Clif. This is my king, York, I do not mistake; But thou mistak'st me much, to think I do :To Bedlam with him! is the man grown mad? K. Henry. Ay,Clifford; a bedlam and ambitious humour
Makes him oppose himself against his king. Clif. He is a traitor; let him to the Tower, And crop away that factious pate of his.
2. Mar. He is arrested, but will not obey; His sons, he says, shall give their words for him. York. Will you not, sons? [serve.
E. Plan. Ay, noble father, if our words will R. Plan. And if words will not, then our wea
[here! Clif. Why, what a brood of traitors have we York. Look in a glass, and call thy image so; I am thy king, and thou a false-heart traitor.Call hither to the stake my two brave bears', That, with the very shaking of their chains, 25 They may astonish these fell lurking curs: Bid Salisbury, and Warwick, come to me. Drums. Enter the Earls of Warwick and Salisbury, Clif. Are these thy bears? we'll bait thy bears to death,

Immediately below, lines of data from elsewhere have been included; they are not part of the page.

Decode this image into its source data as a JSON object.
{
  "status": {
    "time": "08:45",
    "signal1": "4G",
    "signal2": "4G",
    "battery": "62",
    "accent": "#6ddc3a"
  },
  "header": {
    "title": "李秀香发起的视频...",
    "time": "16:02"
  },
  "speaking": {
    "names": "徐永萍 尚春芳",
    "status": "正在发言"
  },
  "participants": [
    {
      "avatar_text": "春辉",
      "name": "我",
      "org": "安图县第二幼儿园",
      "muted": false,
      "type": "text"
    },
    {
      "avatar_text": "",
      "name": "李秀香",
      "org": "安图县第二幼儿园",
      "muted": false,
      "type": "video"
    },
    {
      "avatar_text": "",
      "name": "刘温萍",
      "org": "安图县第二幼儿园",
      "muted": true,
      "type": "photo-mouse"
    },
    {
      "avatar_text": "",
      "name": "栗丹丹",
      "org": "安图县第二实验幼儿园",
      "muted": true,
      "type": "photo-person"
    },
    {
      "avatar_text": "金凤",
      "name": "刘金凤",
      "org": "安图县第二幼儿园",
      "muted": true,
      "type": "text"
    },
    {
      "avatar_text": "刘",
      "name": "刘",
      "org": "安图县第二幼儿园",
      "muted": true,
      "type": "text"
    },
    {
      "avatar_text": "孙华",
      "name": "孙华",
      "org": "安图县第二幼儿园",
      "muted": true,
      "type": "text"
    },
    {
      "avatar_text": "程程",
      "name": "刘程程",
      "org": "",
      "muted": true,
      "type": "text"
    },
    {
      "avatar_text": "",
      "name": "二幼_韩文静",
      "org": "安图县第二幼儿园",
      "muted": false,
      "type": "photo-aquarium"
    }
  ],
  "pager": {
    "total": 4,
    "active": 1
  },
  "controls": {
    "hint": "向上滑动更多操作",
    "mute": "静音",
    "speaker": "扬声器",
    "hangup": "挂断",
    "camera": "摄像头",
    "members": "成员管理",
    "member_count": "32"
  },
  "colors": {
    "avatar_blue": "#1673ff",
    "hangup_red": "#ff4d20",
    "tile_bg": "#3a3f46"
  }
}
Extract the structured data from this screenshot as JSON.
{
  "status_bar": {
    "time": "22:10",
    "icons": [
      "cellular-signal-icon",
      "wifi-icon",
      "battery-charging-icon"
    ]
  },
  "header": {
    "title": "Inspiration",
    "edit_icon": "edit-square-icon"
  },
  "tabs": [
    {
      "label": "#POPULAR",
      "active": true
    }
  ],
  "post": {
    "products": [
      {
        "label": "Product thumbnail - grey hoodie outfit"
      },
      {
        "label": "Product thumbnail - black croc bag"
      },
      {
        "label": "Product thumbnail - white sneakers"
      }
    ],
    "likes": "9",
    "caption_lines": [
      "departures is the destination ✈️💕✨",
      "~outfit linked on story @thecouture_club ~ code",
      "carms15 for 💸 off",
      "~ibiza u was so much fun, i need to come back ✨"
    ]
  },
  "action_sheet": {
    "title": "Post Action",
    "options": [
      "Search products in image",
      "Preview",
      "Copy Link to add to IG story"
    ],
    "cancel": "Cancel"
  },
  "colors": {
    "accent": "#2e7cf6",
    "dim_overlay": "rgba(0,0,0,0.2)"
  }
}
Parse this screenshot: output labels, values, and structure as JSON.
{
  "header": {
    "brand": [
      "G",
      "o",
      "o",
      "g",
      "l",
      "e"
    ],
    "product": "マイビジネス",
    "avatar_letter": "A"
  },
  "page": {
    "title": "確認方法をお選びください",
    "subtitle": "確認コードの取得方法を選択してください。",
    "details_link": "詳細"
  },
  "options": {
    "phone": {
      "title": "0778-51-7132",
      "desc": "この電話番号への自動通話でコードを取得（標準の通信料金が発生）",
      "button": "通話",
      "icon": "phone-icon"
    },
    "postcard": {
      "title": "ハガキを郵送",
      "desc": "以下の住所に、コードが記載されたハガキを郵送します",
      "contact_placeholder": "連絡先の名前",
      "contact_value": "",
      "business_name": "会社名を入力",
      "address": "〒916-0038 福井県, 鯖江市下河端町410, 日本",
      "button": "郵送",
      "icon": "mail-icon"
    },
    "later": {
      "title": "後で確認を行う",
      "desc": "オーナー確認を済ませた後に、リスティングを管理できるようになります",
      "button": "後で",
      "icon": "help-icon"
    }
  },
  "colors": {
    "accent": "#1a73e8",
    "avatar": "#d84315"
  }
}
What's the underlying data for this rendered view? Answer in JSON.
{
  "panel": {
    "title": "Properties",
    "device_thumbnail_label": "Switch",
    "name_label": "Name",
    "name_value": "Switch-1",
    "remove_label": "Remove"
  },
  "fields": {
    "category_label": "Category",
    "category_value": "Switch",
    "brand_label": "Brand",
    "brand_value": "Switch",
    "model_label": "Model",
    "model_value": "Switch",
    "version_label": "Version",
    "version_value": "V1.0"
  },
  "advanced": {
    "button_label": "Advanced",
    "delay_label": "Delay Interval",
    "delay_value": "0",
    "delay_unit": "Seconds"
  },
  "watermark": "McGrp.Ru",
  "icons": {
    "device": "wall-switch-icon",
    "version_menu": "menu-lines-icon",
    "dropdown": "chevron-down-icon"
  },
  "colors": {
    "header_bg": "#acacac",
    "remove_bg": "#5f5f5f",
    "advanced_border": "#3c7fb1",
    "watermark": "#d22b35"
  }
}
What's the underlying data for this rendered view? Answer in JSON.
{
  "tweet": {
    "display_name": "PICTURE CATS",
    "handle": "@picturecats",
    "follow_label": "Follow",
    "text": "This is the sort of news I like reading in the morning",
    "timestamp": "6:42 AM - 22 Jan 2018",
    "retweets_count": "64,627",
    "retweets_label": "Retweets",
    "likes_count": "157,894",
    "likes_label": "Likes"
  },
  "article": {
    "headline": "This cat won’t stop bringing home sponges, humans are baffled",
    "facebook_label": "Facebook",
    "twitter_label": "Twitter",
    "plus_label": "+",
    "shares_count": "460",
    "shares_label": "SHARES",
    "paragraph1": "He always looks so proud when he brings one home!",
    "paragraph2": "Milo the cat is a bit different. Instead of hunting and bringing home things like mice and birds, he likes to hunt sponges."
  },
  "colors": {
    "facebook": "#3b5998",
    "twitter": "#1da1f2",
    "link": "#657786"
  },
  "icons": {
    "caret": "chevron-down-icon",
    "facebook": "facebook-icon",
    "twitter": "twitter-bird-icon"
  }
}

York. Sirrah, call in my sons to be my bail.-
To say, if that the bastard boys of York
York. O blood-bespotted Neapolitan,
Sce, where they come; I'll warrant, they'll make
And manacle the bear-ward in their chains,
If you oppose yourselves to match lord Warwick. Clif. Hence, heap of wrath, foul indigested lump, As crooked in thy manners as thy shape! York. Nay, we shall heat you thorougly anon. Clif. Take heed, lest by your heat you burn [to bow?K. Henry. Why,Warwick, hath thy knee forgot Old Salisbury, shame to thy silver hair, Thou mad mis-leader of thy brain-sick son! What, wilt thou on thy death-bed play the ruffian, And seck for sorrow with thy spectacles?Oh, where is faith? oh, where is loyalty? If it be banish'd from the frosty head, 50 Where shall it find a harbour in the earth? Wilt thou go dig a grave to find out war, And shame thine honourable age with blood? Why art thou old, and want'st experience? Or wherefore dost abuse it, if thou hast it? 55 For shame! in duty bend thy knee to me, That bows unto the grave with mickle age.
Sal. My lord, I have consider'd with myself The title of this most renowned duke; And in my conscience do repute his grace 60 The rightful heir to England's royal seat. [me? K. Henry. Hast thou not sworn allegiance unto Sal. I have.
The Nevils, carls of Warwick, had a bear and ragged staff for their cognizance. baiting was anciently a royal sport.